Some additional benefits of ozone generators for the food processing industry are:
Extend the shelf life of food
Is it safer for employees than any conventional chemical?
Eliminates all chemical use, is chemical-free, and has no chemical by-product chlorination
No need for hot water and traditional disinfectants
is produced on-site, eliminating the transportation, storage and handling of other hazardous materials
Are the production costs low once the generator is in service?
Allow waste water recycling
Many cost comparisons between ozone and chlorine have been made in a variety of different applications. An exhaustive comparative analysis of the two approaches is beyond the scope of this paper. It is worth mentioning that depending on the specific use and application, chlorine is generally less expensive. However, as new applications are discovered and greater demand for safety and quality, ozone has become cheaper and better overall. For example, one must take into account the inherent costs of chlorine gas transportation, clean-up and storage of potentially dangerous toxic chemicals. In contrast, ozone is generated on-site by ozone generators, with no storage requirements, and is made from harmless oxygen. Depending on the application, chlorination may be cheaper or more expensive than ozone treatment.
Ozone is a very reactive molecule that kills bacteria and other microorganisms 3,000 times faster than chlorine. Because ozone is highly reactive, it is also effective at removing organic contaminants that grow on food processing equipment.
A food problem in developing countries is the widespread use of pesticides, herbicides and fungicides on crops. There is no doubt that the use of these chemicals has increased farmers' crop yields. These chemicals also help your grocery store deliver fresher produce -- a benefit few want to lose. With these benefits, however, national concerns about the harmful effects of these chemicals have peaked. This has led to the current massive organic movement aimed at making our products safer and healthier.
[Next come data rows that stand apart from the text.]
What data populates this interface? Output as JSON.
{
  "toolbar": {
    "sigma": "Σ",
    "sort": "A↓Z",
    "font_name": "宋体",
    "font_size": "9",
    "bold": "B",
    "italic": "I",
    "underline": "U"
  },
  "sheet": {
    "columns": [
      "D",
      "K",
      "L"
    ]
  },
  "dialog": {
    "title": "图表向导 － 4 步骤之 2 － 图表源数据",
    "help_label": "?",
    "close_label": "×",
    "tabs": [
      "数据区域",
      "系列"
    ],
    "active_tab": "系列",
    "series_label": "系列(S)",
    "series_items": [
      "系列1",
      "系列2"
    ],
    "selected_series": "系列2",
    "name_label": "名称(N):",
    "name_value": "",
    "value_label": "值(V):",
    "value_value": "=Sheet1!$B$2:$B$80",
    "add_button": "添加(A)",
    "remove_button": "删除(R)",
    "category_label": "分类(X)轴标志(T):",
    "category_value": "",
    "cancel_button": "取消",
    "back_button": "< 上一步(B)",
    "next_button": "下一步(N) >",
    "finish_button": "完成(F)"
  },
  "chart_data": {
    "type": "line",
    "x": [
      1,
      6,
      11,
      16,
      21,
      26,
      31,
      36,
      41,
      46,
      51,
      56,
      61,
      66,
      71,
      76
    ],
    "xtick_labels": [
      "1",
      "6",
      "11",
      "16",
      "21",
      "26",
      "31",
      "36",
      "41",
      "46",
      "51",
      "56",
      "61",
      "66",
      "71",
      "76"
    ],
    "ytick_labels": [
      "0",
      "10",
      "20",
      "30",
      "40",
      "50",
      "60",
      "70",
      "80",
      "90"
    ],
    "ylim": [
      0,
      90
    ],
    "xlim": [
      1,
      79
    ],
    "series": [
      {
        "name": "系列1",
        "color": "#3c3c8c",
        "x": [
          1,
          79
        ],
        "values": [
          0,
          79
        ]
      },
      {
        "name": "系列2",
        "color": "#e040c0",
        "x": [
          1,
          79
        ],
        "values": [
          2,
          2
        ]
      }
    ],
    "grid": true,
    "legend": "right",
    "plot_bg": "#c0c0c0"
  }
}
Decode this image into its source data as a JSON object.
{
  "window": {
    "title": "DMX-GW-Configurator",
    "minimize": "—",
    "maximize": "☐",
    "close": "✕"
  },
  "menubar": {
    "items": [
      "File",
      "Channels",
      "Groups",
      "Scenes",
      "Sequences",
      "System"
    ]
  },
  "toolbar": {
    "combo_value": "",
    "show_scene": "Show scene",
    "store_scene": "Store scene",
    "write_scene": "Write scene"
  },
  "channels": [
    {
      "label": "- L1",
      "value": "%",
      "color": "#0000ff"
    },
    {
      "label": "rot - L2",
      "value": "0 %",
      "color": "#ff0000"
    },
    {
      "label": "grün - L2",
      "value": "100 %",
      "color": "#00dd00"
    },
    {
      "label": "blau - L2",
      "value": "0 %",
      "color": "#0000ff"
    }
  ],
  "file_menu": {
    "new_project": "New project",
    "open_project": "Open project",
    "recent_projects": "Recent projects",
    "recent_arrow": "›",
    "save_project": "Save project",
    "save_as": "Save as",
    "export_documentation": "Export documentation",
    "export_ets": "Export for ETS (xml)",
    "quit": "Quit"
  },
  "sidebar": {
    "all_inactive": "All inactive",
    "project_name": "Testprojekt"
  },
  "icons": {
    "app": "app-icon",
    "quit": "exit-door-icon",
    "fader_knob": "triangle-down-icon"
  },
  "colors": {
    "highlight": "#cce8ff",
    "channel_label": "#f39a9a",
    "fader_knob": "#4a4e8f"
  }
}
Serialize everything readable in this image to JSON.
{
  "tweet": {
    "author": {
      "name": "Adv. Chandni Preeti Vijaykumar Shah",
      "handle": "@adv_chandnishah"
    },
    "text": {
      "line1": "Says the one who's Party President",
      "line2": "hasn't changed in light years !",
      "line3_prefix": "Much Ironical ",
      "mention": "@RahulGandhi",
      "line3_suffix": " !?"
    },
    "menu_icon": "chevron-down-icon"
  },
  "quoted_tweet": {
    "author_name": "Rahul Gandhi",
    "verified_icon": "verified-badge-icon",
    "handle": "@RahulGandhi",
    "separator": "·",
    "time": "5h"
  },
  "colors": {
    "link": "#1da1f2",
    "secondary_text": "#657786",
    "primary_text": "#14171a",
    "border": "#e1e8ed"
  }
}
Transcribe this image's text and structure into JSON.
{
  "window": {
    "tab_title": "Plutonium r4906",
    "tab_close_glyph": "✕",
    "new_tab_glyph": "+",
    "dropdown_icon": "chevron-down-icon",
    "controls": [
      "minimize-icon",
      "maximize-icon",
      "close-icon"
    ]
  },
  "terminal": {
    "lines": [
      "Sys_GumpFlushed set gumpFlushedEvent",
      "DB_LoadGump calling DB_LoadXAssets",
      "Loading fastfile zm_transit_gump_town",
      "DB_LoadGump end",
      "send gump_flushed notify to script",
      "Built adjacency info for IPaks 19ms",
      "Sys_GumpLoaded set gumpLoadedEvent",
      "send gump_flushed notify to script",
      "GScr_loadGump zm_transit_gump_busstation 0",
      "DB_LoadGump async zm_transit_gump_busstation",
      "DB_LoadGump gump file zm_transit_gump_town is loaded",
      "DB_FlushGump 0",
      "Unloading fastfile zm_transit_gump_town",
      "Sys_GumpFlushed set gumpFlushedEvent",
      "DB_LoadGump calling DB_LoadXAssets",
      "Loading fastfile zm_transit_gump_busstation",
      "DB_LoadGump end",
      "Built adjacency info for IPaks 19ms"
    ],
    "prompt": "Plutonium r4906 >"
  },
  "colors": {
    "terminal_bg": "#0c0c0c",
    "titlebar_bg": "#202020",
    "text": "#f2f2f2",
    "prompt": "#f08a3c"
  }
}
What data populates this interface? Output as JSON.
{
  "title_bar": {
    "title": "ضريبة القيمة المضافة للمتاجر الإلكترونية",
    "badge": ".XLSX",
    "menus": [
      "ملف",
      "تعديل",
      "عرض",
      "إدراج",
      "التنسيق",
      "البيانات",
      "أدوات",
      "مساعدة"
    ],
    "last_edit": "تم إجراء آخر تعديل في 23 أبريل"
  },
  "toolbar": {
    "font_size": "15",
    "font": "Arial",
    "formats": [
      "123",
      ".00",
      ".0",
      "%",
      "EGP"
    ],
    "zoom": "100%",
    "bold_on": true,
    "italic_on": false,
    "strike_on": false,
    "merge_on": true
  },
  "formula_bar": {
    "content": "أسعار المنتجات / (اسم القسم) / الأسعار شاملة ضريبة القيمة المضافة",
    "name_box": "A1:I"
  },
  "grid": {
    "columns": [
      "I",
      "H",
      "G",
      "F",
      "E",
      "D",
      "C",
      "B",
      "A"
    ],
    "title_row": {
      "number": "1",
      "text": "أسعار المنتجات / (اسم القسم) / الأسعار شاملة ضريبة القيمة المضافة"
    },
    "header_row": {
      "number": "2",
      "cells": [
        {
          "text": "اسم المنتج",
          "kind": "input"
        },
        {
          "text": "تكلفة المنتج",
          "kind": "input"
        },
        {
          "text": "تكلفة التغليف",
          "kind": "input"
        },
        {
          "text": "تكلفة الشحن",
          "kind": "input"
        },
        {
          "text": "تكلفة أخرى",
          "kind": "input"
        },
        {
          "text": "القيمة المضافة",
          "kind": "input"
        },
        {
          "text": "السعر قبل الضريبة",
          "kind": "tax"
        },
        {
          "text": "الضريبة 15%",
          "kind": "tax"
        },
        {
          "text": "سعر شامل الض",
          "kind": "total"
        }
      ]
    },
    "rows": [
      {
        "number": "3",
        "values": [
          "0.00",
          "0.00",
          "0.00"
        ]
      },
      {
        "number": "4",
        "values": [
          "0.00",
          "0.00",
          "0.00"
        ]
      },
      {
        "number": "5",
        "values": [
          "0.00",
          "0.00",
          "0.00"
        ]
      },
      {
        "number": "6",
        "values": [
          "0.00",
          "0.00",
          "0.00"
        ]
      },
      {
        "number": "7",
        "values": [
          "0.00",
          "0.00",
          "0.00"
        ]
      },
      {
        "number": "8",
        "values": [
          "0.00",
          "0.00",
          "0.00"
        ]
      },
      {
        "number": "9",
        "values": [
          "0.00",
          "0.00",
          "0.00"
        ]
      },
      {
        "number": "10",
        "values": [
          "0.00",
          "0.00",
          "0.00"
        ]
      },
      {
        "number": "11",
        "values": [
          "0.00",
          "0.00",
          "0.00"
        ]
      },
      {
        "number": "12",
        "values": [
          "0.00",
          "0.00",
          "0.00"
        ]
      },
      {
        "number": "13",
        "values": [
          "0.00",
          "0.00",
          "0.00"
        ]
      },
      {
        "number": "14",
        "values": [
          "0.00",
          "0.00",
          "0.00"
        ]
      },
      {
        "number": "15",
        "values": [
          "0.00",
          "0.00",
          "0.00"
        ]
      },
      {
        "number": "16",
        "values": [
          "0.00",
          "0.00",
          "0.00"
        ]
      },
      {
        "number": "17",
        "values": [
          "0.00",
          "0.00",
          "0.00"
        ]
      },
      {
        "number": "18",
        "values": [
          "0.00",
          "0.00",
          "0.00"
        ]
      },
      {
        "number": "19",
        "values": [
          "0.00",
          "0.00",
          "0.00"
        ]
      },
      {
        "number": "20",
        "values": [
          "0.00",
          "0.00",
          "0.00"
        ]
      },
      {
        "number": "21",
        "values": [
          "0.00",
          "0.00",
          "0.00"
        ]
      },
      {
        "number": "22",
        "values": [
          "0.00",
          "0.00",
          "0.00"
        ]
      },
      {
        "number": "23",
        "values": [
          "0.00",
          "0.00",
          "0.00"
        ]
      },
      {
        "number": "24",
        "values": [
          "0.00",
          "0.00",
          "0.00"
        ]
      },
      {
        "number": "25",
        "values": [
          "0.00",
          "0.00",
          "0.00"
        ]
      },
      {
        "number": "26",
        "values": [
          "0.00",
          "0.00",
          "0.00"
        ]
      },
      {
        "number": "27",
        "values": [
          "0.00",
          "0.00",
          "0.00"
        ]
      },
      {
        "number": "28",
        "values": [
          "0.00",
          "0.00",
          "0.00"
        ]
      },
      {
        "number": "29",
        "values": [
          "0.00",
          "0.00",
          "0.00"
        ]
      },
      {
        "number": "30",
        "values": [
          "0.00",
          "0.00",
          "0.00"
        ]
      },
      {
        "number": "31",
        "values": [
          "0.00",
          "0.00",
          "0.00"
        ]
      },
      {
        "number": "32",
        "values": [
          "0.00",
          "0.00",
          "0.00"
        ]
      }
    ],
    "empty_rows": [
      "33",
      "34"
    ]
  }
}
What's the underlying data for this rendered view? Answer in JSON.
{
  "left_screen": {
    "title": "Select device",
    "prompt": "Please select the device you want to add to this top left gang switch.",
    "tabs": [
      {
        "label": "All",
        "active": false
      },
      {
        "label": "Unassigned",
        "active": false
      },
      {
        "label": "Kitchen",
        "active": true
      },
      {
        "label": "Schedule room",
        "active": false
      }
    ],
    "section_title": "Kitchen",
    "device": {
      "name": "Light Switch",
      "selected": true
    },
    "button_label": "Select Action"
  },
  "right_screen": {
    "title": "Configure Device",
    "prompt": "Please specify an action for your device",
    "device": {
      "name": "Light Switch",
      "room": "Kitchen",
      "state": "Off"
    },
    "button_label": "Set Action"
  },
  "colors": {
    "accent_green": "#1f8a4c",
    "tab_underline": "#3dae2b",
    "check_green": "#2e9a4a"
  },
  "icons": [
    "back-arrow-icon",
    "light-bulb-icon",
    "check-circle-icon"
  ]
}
Simple but powerful ozone molecules are naturally used by the Earth to clean the atmosphere. Thankfully, it can now be produced safely and effectively for many food-grade cleaning purposes. Ozone is becoming the method of choice for disinfecting water supplies for a number of reasons, primarily effectiveness and health safety. The U.S. Food and Drug Administration has recommended the use of ozone to sanitize all types of food. Ozone can even evaporate pesticides, herbicides and other persistent chemical residues on the surface of produce, resulting in a new generation of healthier and safer food.